PROBLEM DESCRIPTION >> Copy out the entries that follow exactly, leaving every picture behind.

── EXTRACTED INFORMATION

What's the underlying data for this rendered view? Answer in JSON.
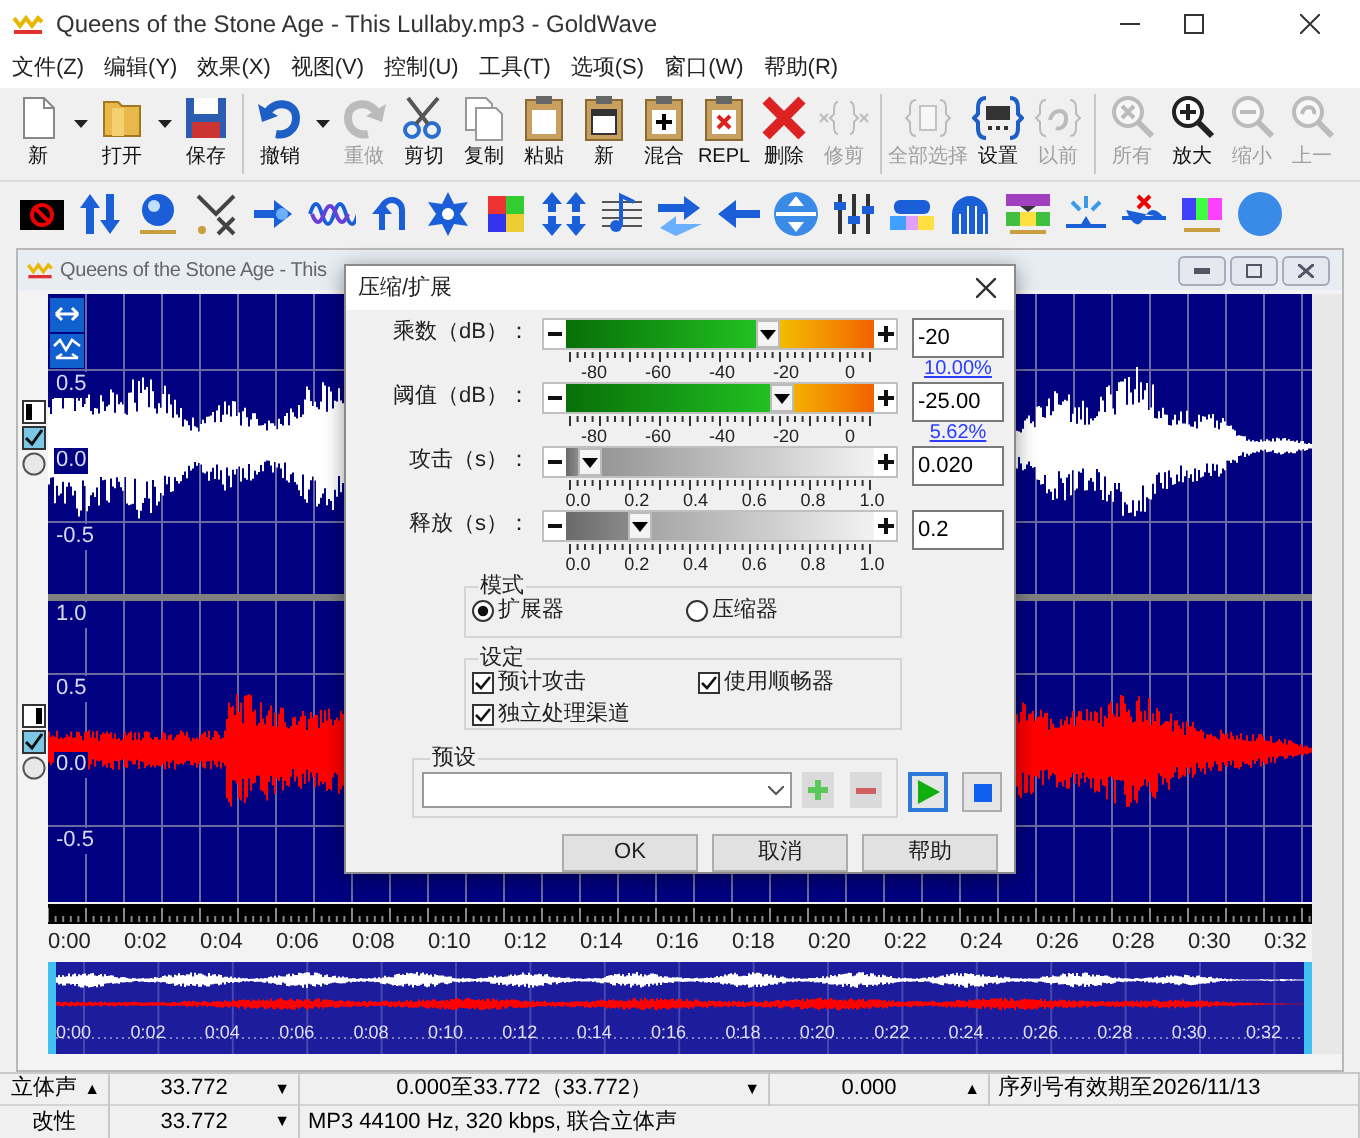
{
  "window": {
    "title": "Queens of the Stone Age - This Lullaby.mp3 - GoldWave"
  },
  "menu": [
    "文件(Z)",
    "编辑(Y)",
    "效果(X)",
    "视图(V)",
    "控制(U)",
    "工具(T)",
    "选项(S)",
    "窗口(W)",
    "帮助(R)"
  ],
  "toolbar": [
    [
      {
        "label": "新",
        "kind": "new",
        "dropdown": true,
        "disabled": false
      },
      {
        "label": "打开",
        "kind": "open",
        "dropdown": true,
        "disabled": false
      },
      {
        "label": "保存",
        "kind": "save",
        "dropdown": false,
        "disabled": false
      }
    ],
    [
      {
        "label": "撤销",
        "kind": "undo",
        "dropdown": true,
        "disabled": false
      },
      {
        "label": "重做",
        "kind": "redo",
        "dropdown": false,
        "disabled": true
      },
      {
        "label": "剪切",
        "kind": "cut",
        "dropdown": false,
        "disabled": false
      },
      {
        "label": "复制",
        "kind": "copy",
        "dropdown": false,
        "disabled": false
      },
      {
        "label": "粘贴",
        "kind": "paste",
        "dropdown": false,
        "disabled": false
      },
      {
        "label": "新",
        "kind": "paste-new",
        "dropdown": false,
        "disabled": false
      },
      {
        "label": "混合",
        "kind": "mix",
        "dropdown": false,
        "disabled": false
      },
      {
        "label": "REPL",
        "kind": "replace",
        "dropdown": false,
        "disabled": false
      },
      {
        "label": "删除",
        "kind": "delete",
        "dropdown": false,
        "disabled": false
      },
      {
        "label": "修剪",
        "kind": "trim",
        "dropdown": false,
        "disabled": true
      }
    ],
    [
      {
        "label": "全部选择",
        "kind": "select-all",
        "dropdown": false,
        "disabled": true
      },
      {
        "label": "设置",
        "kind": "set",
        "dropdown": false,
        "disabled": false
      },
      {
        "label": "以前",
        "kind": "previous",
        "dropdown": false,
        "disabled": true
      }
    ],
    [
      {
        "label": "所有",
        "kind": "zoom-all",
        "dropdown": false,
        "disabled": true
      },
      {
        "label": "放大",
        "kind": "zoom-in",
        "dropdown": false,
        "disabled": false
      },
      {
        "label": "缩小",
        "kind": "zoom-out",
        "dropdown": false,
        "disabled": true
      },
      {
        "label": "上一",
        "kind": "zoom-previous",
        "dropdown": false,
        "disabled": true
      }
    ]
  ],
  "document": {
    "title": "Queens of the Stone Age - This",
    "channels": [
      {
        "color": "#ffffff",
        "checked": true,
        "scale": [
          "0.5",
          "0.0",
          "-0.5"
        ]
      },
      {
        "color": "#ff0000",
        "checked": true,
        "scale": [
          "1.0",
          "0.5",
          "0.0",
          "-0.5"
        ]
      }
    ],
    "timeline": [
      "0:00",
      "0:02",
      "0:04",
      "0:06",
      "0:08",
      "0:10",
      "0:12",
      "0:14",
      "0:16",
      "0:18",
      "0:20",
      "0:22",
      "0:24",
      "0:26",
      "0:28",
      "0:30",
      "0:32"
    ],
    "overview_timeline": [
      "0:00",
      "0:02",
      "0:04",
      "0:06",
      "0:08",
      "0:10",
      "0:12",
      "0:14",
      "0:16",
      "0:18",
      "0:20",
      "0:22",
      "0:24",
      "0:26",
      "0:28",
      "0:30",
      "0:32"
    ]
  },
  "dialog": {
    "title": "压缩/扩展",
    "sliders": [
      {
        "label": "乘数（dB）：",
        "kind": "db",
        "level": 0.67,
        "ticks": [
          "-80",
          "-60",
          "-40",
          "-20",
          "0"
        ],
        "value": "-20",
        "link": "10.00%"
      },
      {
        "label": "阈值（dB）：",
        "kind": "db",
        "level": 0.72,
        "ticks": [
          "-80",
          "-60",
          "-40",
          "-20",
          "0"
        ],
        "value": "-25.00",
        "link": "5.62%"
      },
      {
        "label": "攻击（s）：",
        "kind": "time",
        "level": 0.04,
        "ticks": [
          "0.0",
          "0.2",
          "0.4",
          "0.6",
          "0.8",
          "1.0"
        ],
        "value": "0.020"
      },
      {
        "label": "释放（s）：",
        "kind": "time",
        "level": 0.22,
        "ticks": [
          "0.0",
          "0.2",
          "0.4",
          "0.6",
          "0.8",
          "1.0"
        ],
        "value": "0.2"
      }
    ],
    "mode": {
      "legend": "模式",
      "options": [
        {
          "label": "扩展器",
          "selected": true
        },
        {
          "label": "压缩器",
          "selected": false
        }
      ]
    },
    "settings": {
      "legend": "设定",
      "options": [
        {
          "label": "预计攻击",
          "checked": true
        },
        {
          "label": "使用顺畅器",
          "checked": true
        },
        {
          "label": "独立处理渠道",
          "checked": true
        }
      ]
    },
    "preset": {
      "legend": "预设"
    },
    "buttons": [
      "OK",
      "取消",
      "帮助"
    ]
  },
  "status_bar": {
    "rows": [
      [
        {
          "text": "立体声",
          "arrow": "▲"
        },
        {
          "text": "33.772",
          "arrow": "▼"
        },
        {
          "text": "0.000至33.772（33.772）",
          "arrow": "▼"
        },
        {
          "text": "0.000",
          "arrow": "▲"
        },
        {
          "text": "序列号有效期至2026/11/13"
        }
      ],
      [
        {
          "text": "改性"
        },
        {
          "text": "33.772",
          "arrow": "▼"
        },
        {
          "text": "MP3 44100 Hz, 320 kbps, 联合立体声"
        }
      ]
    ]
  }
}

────

WRITTEN SOLUTION >>
What's the underlying data for this rendered view? Answer in JSON.
{
  "window": {
    "title": "Queens of the Stone Age - This Lullaby.mp3 - GoldWave"
  },
  "menu": [
    "文件(Z)",
    "编辑(Y)",
    "效果(X)",
    "视图(V)",
    "控制(U)",
    "工具(T)",
    "选项(S)",
    "窗口(W)",
    "帮助(R)"
  ],
  "toolbar": [
    [
      {
        "label": "新",
        "kind": "new",
        "dropdown": true,
        "disabled": false
      },
      {
        "label": "打开",
        "kind": "open",
        "dropdown": true,
        "disabled": false
      },
      {
        "label": "保存",
        "kind": "save",
        "dropdown": false,
        "disabled": false
      }
    ],
    [
      {
        "label": "撤销",
        "kind": "undo",
        "dropdown": true,
        "disabled": false
      },
      {
        "label": "重做",
        "kind": "redo",
        "dropdown": false,
        "disabled": true
      },
      {
        "label": "剪切",
        "kind": "cut",
        "dropdown": false,
        "disabled": false
      },
      {
        "label": "复制",
        "kind": "copy",
        "dropdown": false,
        "disabled": false
      },
      {
        "label": "粘贴",
        "kind": "paste",
        "dropdown": false,
        "disabled": false
      },
      {
        "label": "新",
        "kind": "paste-new",
        "dropdown": false,
        "disabled": false
      },
      {
        "label": "混合",
        "kind": "mix",
        "dropdown": false,
        "disabled": false
      },
      {
        "label": "REPL",
        "kind": "replace",
        "dropdown": false,
        "disabled": false
      },
      {
        "label": "删除",
        "kind": "delete",
        "dropdown": false,
        "disabled": false
      },
      {
        "label": "修剪",
        "kind": "trim",
        "dropdown": false,
        "disabled": true
      }
    ],
    [
      {
        "label": "全部选择",
        "kind": "select-all",
        "dropdown": false,
        "disabled": true
      },
      {
        "label": "设置",
        "kind": "set",
        "dropdown": false,
        "disabled": false
      },
      {
        "label": "以前",
        "kind": "previous",
        "dropdown": false,
        "disabled": true
      }
    ],
    [
      {
        "label": "所有",
        "kind": "zoom-all",
        "dropdown": false,
        "disabled": true
      },
      {
        "label": "放大",
        "kind": "zoom-in",
        "dropdown": false,
        "disabled": false
      },
      {
        "label": "缩小",
        "kind": "zoom-out",
        "dropdown": false,
        "disabled": true
      },
      {
        "label": "上一",
        "kind": "zoom-previous",
        "dropdown": false,
        "disabled": true
      }
    ]
  ],
  "document": {
    "title": "Queens of the Stone Age - This",
    "channels": [
      {
        "color": "#ffffff",
        "checked": true,
        "scale": [
          "0.5",
          "0.0",
          "-0.5"
        ]
      },
      {
        "color": "#ff0000",
        "checked": true,
        "scale": [
          "1.0",
          "0.5",
          "0.0",
          "-0.5"
        ]
      }
    ],
    "timeline": [
      "0:00",
      "0:02",
      "0:04",
      "0:06",
      "0:08",
      "0:10",
      "0:12",
      "0:14",
      "0:16",
      "0:18",
      "0:20",
      "0:22",
      "0:24",
      "0:26",
      "0:28",
      "0:30",
      "0:32"
    ],
    "overview_timeline": [
      "0:00",
      "0:02",
      "0:04",
      "0:06",
      "0:08",
      "0:10",
      "0:12",
      "0:14",
      "0:16",
      "0:18",
      "0:20",
      "0:22",
      "0:24",
      "0:26",
      "0:28",
      "0:30",
      "0:32"
    ]
  },
  "dialog": {
    "title": "压缩/扩展",
    "sliders": [
      {
        "label": "乘数（dB）：",
        "kind": "db",
        "level": 0.67,
        "ticks": [
          "-80",
          "-60",
          "-40",
          "-20",
          "0"
        ],
        "value": "-20",
        "link": "10.00%"
      },
      {
        "label": "阈值（dB）：",
        "kind": "db",
        "level": 0.72,
        "ticks": [
          "-80",
          "-60",
          "-40",
          "-20",
          "0"
        ],
        "value": "-25.00",
        "link": "5.62%"
      },
      {
        "label": "攻击（s）：",
        "kind": "time",
        "level": 0.04,
        "ticks": [
          "0.0",
          "0.2",
          "0.4",
          "0.6",
          "0.8",
          "1.0"
        ],
        "value": "0.020"
      },
      {
        "label": "释放（s）：",
        "kind": "time",
        "level": 0.22,
        "ticks": [
          "0.0",
          "0.2",
          "0.4",
          "0.6",
          "0.8",
          "1.0"
        ],
        "value": "0.2"
      }
    ],
    "mode": {
      "legend": "模式",
      "options": [
        {
          "label": "扩展器",
          "selected": true
        },
        {
          "label": "压缩器",
          "selected": false
        }
      ]
    },
    "settings": {
      "legend": "设定",
      "options": [
        {
          "label": "预计攻击",
          "checked": true
        },
        {
          "label": "使用顺畅器",
          "checked": true
        },
        {
          "label": "独立处理渠道",
          "checked": true
        }
      ]
    },
    "preset": {
      "legend": "预设"
    },
    "buttons": [
      "OK",
      "取消",
      "帮助"
    ]
  },
  "status_bar": {
    "rows": [
      [
        {
          "text": "立体声",
          "arrow": "▲"
        },
        {
          "text": "33.772",
          "arrow": "▼"
        },
        {
          "text": "0.000至33.772（33.772）",
          "arrow": "▼"
        },
        {
          "text": "0.000",
          "arrow": "▲"
        },
        {
          "text": "序列号有效期至2026/11/13"
        }
      ],
      [
        {
          "text": "改性"
        },
        {
          "text": "33.772",
          "arrow": "▼"
        },
        {
          "text": "MP3 44100 Hz, 320 kbps, 联合立体声"
        }
      ]
    ]
  }
}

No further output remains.